(Stored items)
==============================
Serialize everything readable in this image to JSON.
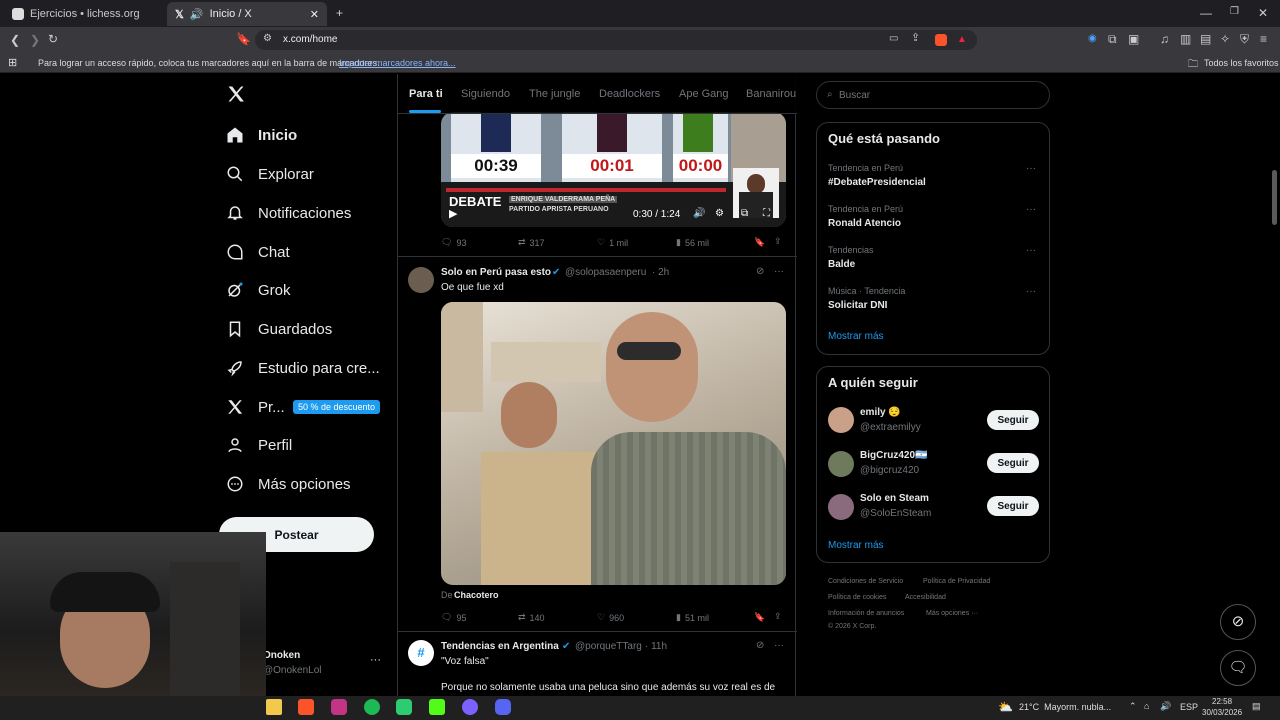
{
  "browser": {
    "tabs": [
      {
        "label": "Ejercicios • lichess.org"
      },
      {
        "label": "Inicio / X"
      }
    ],
    "url": "x.com/home",
    "bookmarks_hint": "Para lograr un acceso rápido, coloca tus marcadores aquí en la barra de marcadores.",
    "import_link": "Importar marcadores ahora...",
    "all_favorites": "Todos los favoritos"
  },
  "sidebar": {
    "items": [
      {
        "label": "Inicio",
        "icon": "home-icon"
      },
      {
        "label": "Explorar",
        "icon": "search-icon"
      },
      {
        "label": "Notificaciones",
        "icon": "bell-icon"
      },
      {
        "label": "Chat",
        "icon": "chat-icon"
      },
      {
        "label": "Grok",
        "icon": "grok-icon"
      },
      {
        "label": "Guardados",
        "icon": "bookmark-icon"
      },
      {
        "label": "Estudio para cre...",
        "icon": "rocket-icon"
      },
      {
        "label": "Pr...",
        "icon": "x-logo-icon"
      },
      {
        "label": "Perfil",
        "icon": "person-icon"
      },
      {
        "label": "Más opciones",
        "icon": "more-circle-icon"
      }
    ],
    "premium_badge": "50 % de descuento",
    "post_button": "Postear",
    "account_name": "Onoken",
    "account_handle": "@OnokenLol"
  },
  "feed": {
    "tabs": [
      "Para ti",
      "Siguiendo",
      "The jungle",
      "Deadlockers",
      "Ape Gang",
      "Bananirou"
    ],
    "post1": {
      "video_timers": [
        "00:39",
        "00:01",
        "00:00"
      ],
      "lower_third_title": "DEBATE",
      "lower_third_name": "ENRIQUE VALDERRAMA PEÑA",
      "lower_third_party": "PARTIDO APRISTA PERUANO",
      "video_time": "0:30 / 1:24",
      "replies": "93",
      "reposts": "317",
      "likes": "1 mil",
      "views": "56 mil"
    },
    "post2": {
      "author": "Solo en Perú pasa esto",
      "handle": "@solopasaenperu",
      "time": "· 2h",
      "text": "Oe que fue xd",
      "credit_prefix": "De",
      "credit_name": "Chacotero",
      "replies": "95",
      "reposts": "140",
      "likes": "960",
      "views": "51 mil"
    },
    "post3": {
      "author": "Tendencias en Argentina",
      "handle": "@porqueTTarg",
      "time": "· 11h",
      "text1": "\"Voz falsa\"",
      "text2": "Porque no solamente usaba una peluca sino que además su voz real es de"
    }
  },
  "right": {
    "search_placeholder": "Buscar",
    "trends_title": "Qué está pasando",
    "trends": [
      {
        "context": "Tendencia en Perú",
        "title": "#DebatePresidencial"
      },
      {
        "context": "Tendencia en Perú",
        "title": "Ronald Atencio"
      },
      {
        "context": "Tendencias",
        "title": "Balde"
      },
      {
        "context": "Música · Tendencia",
        "title": "Solicitar DNI"
      }
    ],
    "show_more": "Mostrar más",
    "follow_title": "A quién seguir",
    "follow": [
      {
        "name": "emily 😌",
        "handle": "@extraemilyy"
      },
      {
        "name": "BigCruz420🇦🇷",
        "handle": "@bigcruz420"
      },
      {
        "name": "Solo en Steam",
        "handle": "@SoloEnSteam"
      }
    ],
    "follow_button": "Seguir",
    "footer": {
      "l1a": "Condiciones de Servicio",
      "l1b": "Política de Privacidad",
      "l2a": "Política de cookies",
      "l2b": "Accesibilidad",
      "l3a": "Información de anuncios",
      "l3b": "Más opciones ···",
      "copyright": "© 2026 X Corp."
    }
  },
  "taskbar": {
    "weather": "21°C  Mayorm. nubla...",
    "lang": "ESP",
    "time": "22:58",
    "date": "30/03/2026"
  }
}
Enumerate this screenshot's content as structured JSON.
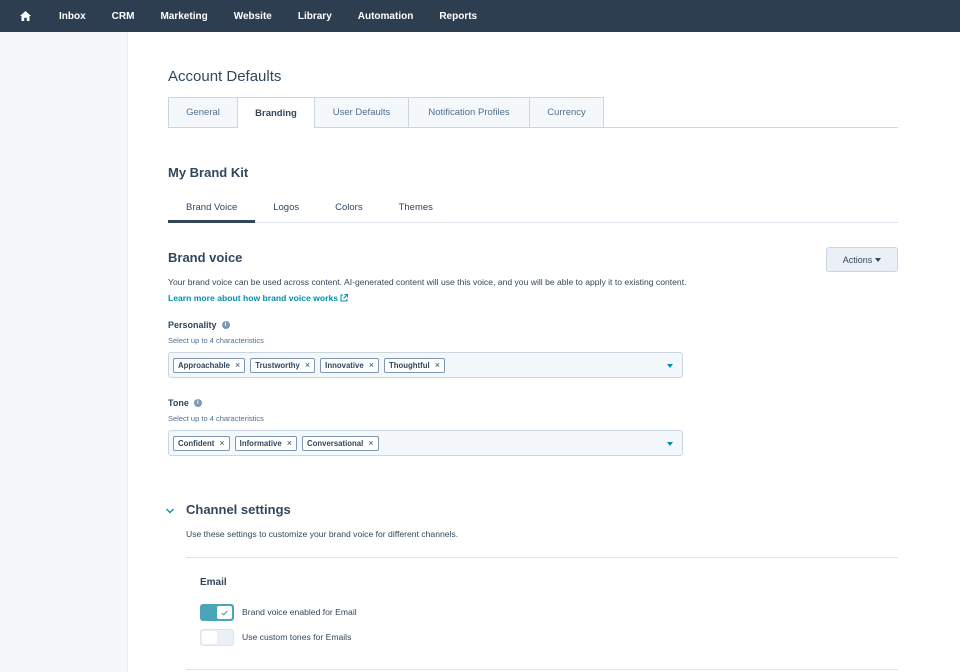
{
  "nav": {
    "home_icon": "home-icon",
    "items": [
      "Inbox",
      "CRM",
      "Marketing",
      "Website",
      "Library",
      "Automation",
      "Reports"
    ]
  },
  "page": {
    "title": "Account Defaults"
  },
  "tabs": [
    {
      "label": "General",
      "active": false
    },
    {
      "label": "Branding",
      "active": true
    },
    {
      "label": "User Defaults",
      "active": false
    },
    {
      "label": "Notification Profiles",
      "active": false
    },
    {
      "label": "Currency",
      "active": false
    }
  ],
  "brand_kit": {
    "title": "My Brand Kit",
    "subtabs": [
      {
        "label": "Brand Voice",
        "active": true
      },
      {
        "label": "Logos",
        "active": false
      },
      {
        "label": "Colors",
        "active": false
      },
      {
        "label": "Themes",
        "active": false
      }
    ]
  },
  "brand_voice": {
    "title": "Brand voice",
    "actions_label": "Actions",
    "description": "Your brand voice can be used across content. AI-generated content will use this voice, and you will be able to apply it to existing content.",
    "learn_more": "Learn more about how brand voice works"
  },
  "personality": {
    "label": "Personality",
    "hint": "Select up to 4 characteristics",
    "tags": [
      "Approachable",
      "Trustworthy",
      "Innovative",
      "Thoughtful"
    ]
  },
  "tone": {
    "label": "Tone",
    "hint": "Select up to 4 characteristics",
    "tags": [
      "Confident",
      "Informative",
      "Conversational"
    ]
  },
  "channel_settings": {
    "title": "Channel settings",
    "description": "Use these settings to customize your brand voice for different channels.",
    "email": {
      "title": "Email",
      "toggles": [
        {
          "label": "Brand voice enabled for Email",
          "on": true
        },
        {
          "label": "Use custom tones for Emails",
          "on": false
        }
      ]
    }
  },
  "colors": {
    "nav_bg": "#2d3e50",
    "accent": "#0091ae",
    "toggle_on": "#4aa5b8"
  }
}
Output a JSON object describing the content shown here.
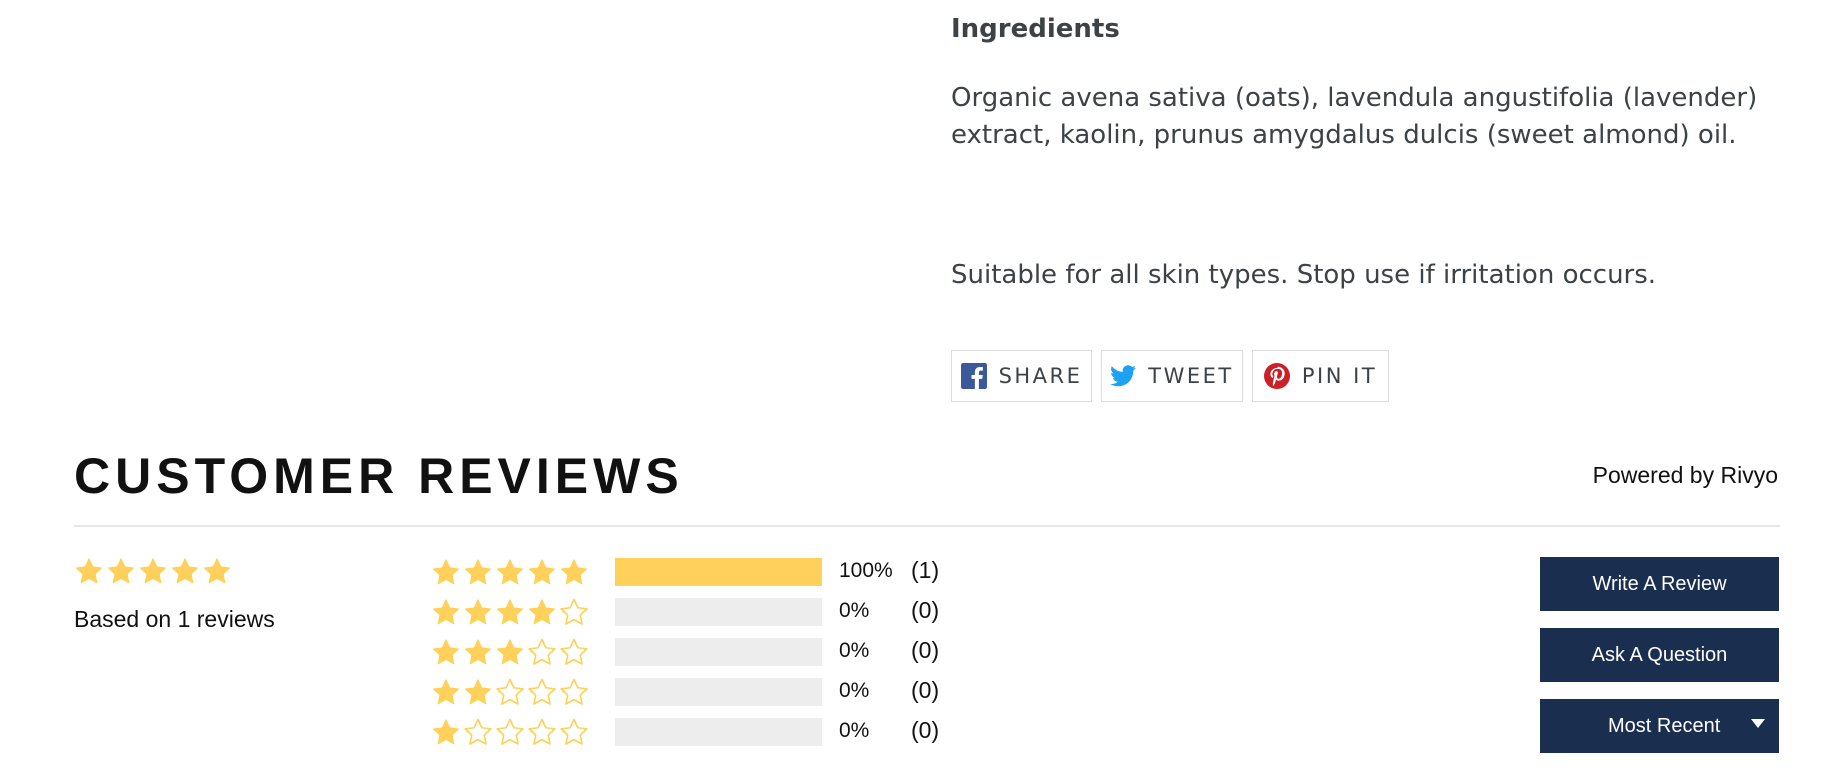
{
  "product": {
    "ingredients_heading": "Ingredients",
    "ingredients_text": "Organic avena sativa (oats), lavendula angustifolia (lavender) extract, kaolin, prunus amygdalus dulcis (sweet almond) oil.",
    "suitability_note": "Suitable for all skin types. Stop use if irritation occurs."
  },
  "share": {
    "facebook_label": "SHARE",
    "twitter_label": "TWEET",
    "pinterest_label": "PIN IT",
    "facebook_color": "#3b5998",
    "twitter_color": "#1da1f2",
    "pinterest_color": "#cb2027"
  },
  "reviews": {
    "title": "CUSTOMER REVIEWS",
    "powered_by": "Powered by Rivyo",
    "average_rating": 5,
    "based_on": "Based on 1 reviews",
    "distribution": [
      {
        "stars": 5,
        "fraction": 1.0,
        "percent_label": "100%",
        "count_label": "(1)"
      },
      {
        "stars": 4,
        "fraction": 0.0,
        "percent_label": "0%",
        "count_label": "(0)"
      },
      {
        "stars": 3,
        "fraction": 0.0,
        "percent_label": "0%",
        "count_label": "(0)"
      },
      {
        "stars": 2,
        "fraction": 0.0,
        "percent_label": "0%",
        "count_label": "(0)"
      },
      {
        "stars": 1,
        "fraction": 0.0,
        "percent_label": "0%",
        "count_label": "(0)"
      }
    ],
    "write_review_label": "Write A Review",
    "ask_question_label": "Ask A Question",
    "sort_selected": "Most Recent"
  },
  "colors": {
    "star": "#ffd15a",
    "bar_fill": "#ffd15a",
    "bar_track": "#ededed",
    "button_bg": "#1a2e4f"
  }
}
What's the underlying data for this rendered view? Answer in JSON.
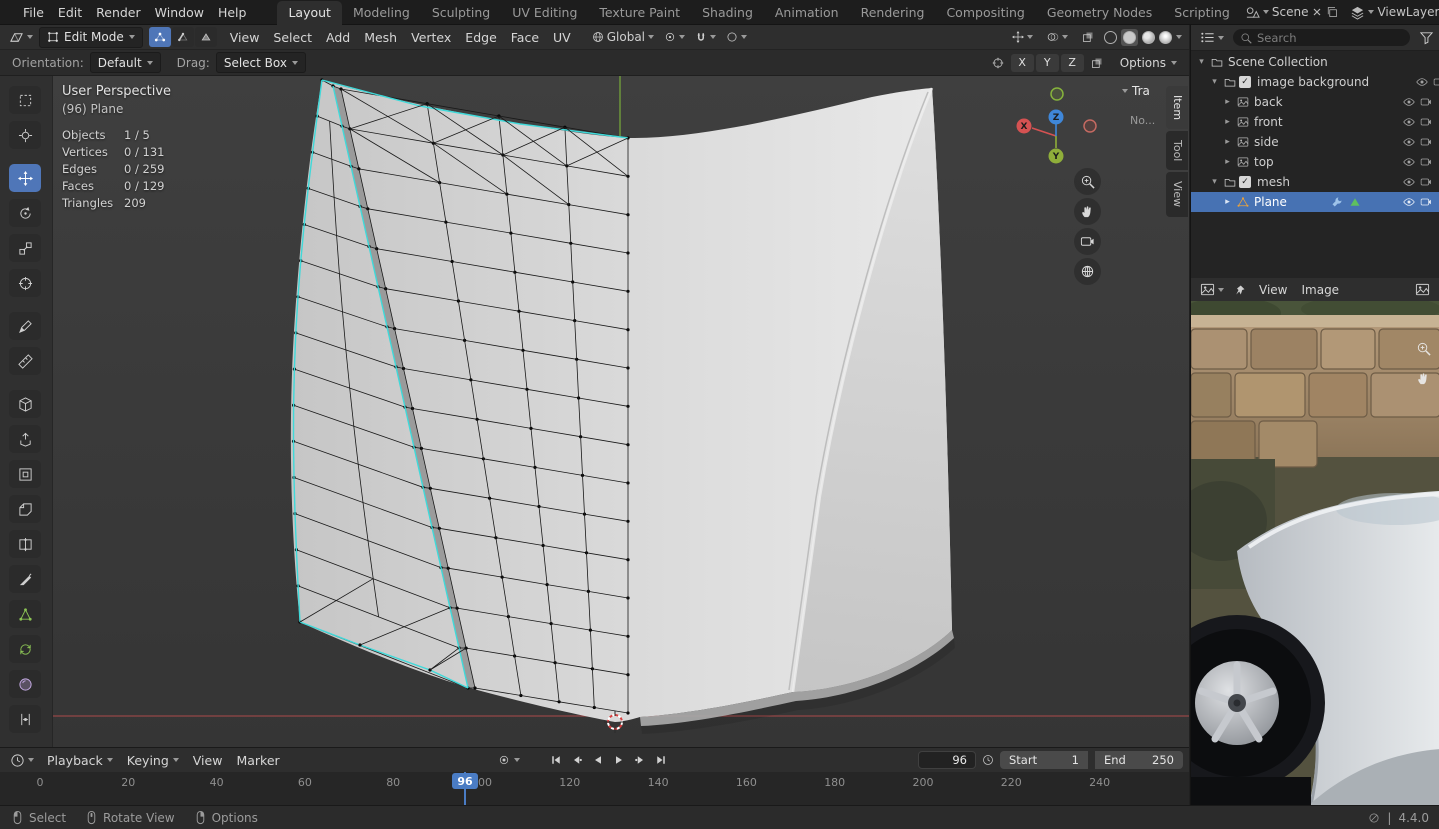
{
  "topbar": {
    "menus": [
      "File",
      "Edit",
      "Render",
      "Window",
      "Help"
    ],
    "tabs": [
      {
        "label": "Layout",
        "active": true
      },
      {
        "label": "Modeling"
      },
      {
        "label": "Sculpting"
      },
      {
        "label": "UV Editing"
      },
      {
        "label": "Texture Paint"
      },
      {
        "label": "Shading"
      },
      {
        "label": "Animation"
      },
      {
        "label": "Rendering"
      },
      {
        "label": "Compositing"
      },
      {
        "label": "Geometry Nodes"
      },
      {
        "label": "Scripting"
      }
    ],
    "scene": {
      "label": "Scene"
    },
    "viewlayer": {
      "label": "ViewLayer"
    }
  },
  "viewport_header": {
    "mode_label": "Edit Mode",
    "menus": [
      "View",
      "Select",
      "Add",
      "Mesh",
      "Vertex",
      "Edge",
      "Face",
      "UV"
    ],
    "orientation_label": "Global"
  },
  "tool_settings": {
    "orientation_label": "Orientation:",
    "orientation_value": "Default",
    "drag_label": "Drag:",
    "drag_value": "Select Box",
    "axes": [
      {
        "label": "X"
      },
      {
        "label": "Y"
      },
      {
        "label": "Z"
      }
    ],
    "options_label": "Options"
  },
  "toolbar": {
    "tools": [
      {
        "name": "Select Box",
        "glyph": "box"
      },
      {
        "name": "Cursor",
        "glyph": "cursor"
      },
      {
        "name": "Move",
        "glyph": "move",
        "active": true,
        "gap": true
      },
      {
        "name": "Rotate",
        "glyph": "rotate"
      },
      {
        "name": "Scale",
        "glyph": "scale"
      },
      {
        "name": "Transform",
        "glyph": "transform"
      },
      {
        "name": "Annotate",
        "glyph": "pen",
        "gap": true
      },
      {
        "name": "Measure",
        "glyph": "measure"
      },
      {
        "name": "Add Cube",
        "glyph": "cube",
        "gap": true
      },
      {
        "name": "Extrude Region",
        "glyph": "extrude"
      },
      {
        "name": "Inset Faces",
        "glyph": "inset"
      },
      {
        "name": "Bevel",
        "glyph": "bevel"
      },
      {
        "name": "Loop Cut",
        "glyph": "loopcut"
      },
      {
        "name": "Knife",
        "glyph": "knife"
      },
      {
        "name": "Poly Build",
        "glyph": "polybuild",
        "tint": "#8cc455"
      },
      {
        "name": "Spin",
        "glyph": "spin",
        "tint": "#8cc455"
      },
      {
        "name": "Smooth",
        "glyph": "smooth",
        "tint": "#c3a9e2"
      },
      {
        "name": "Edge Slide",
        "glyph": "slide"
      }
    ]
  },
  "viewport": {
    "overlay": {
      "view_label": "User Perspective",
      "object_label": "(96) Plane",
      "stats": [
        {
          "label": "Objects",
          "value": "1 / 5"
        },
        {
          "label": "Vertices",
          "value": "0 / 131"
        },
        {
          "label": "Edges",
          "value": "0 / 259"
        },
        {
          "label": "Faces",
          "value": "0 / 129"
        },
        {
          "label": "Triangles",
          "value": "209"
        }
      ]
    },
    "gizmo": {
      "x": "X",
      "y": "Y",
      "z": "Z"
    },
    "sidebar_tabs": [
      {
        "label": "Item",
        "active": true
      },
      {
        "label": "Tool"
      },
      {
        "label": "View"
      }
    ],
    "npanel": {
      "section": "Tra",
      "hint": "No..."
    }
  },
  "outliner": {
    "search_placeholder": "Search",
    "rows": [
      {
        "label": "Scene Collection",
        "depth": 0,
        "disclosure": "down",
        "icon": "collection",
        "icon_color": "#d0d0d0"
      },
      {
        "label": "image background",
        "depth": 1,
        "disclosure": "down",
        "icon": "collection",
        "icon_color": "#d0d0d0",
        "checkbox": true,
        "eye": true,
        "camera": true
      },
      {
        "label": "back",
        "depth": 2,
        "disclosure": "right",
        "icon": "image",
        "icon_color": "#b5b5b5",
        "eye": true,
        "camera": true
      },
      {
        "label": "front",
        "depth": 2,
        "disclosure": "right",
        "icon": "image",
        "icon_color": "#b5b5b5",
        "eye": true,
        "camera": true
      },
      {
        "label": "side",
        "depth": 2,
        "disclosure": "right",
        "icon": "image",
        "icon_color": "#b5b5b5",
        "eye": true,
        "camera": true
      },
      {
        "label": "top",
        "depth": 2,
        "disclosure": "right",
        "icon": "image",
        "icon_color": "#b5b5b5",
        "eye": true,
        "camera": true
      },
      {
        "label": "mesh",
        "depth": 1,
        "disclosure": "down",
        "icon": "collection",
        "icon_color": "#d0d0d0",
        "checkbox": true,
        "eye": true,
        "camera": true
      },
      {
        "label": "Plane",
        "depth": 2,
        "disclosure": "right",
        "icon": "meshdata",
        "icon_color": "#eba23b",
        "selected": true,
        "eye": true,
        "camera": true,
        "badges": [
          {
            "icon": "wrench",
            "color": "#9ec3ea",
            "name": "modifier-icon"
          },
          {
            "icon": "tri",
            "color": "#5fc05f",
            "name": "mesh-data-icon"
          }
        ]
      }
    ]
  },
  "image_editor": {
    "menus": [
      "View",
      "Image"
    ]
  },
  "timeline": {
    "menus": [
      {
        "label": "Playback",
        "caret": true
      },
      {
        "label": "Keying",
        "caret": true
      },
      {
        "label": "View"
      },
      {
        "label": "Marker"
      }
    ],
    "current_frame": "96",
    "start_label": "Start",
    "start_value": "1",
    "end_label": "End",
    "end_value": "250",
    "ticks": [
      "0",
      "20",
      "40",
      "60",
      "80",
      "100",
      "120",
      "140",
      "160",
      "180",
      "200",
      "220",
      "240"
    ]
  },
  "statusbar": {
    "items": [
      {
        "label": "Select",
        "icon": "mouse-l"
      },
      {
        "label": "Rotate View",
        "icon": "mouse-m"
      },
      {
        "label": "Options",
        "icon": "mouse-r"
      }
    ],
    "version": "4.4.0"
  }
}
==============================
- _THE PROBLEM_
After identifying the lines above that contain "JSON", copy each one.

- _SOLUTION TO THIS TASK_
Serialize everything readable in this image to JSON.
Enumerate this screenshot's content as structured JSON.
Output a JSON object describing the content shown here.
What's the underlying data for this rendered view? Answer in JSON.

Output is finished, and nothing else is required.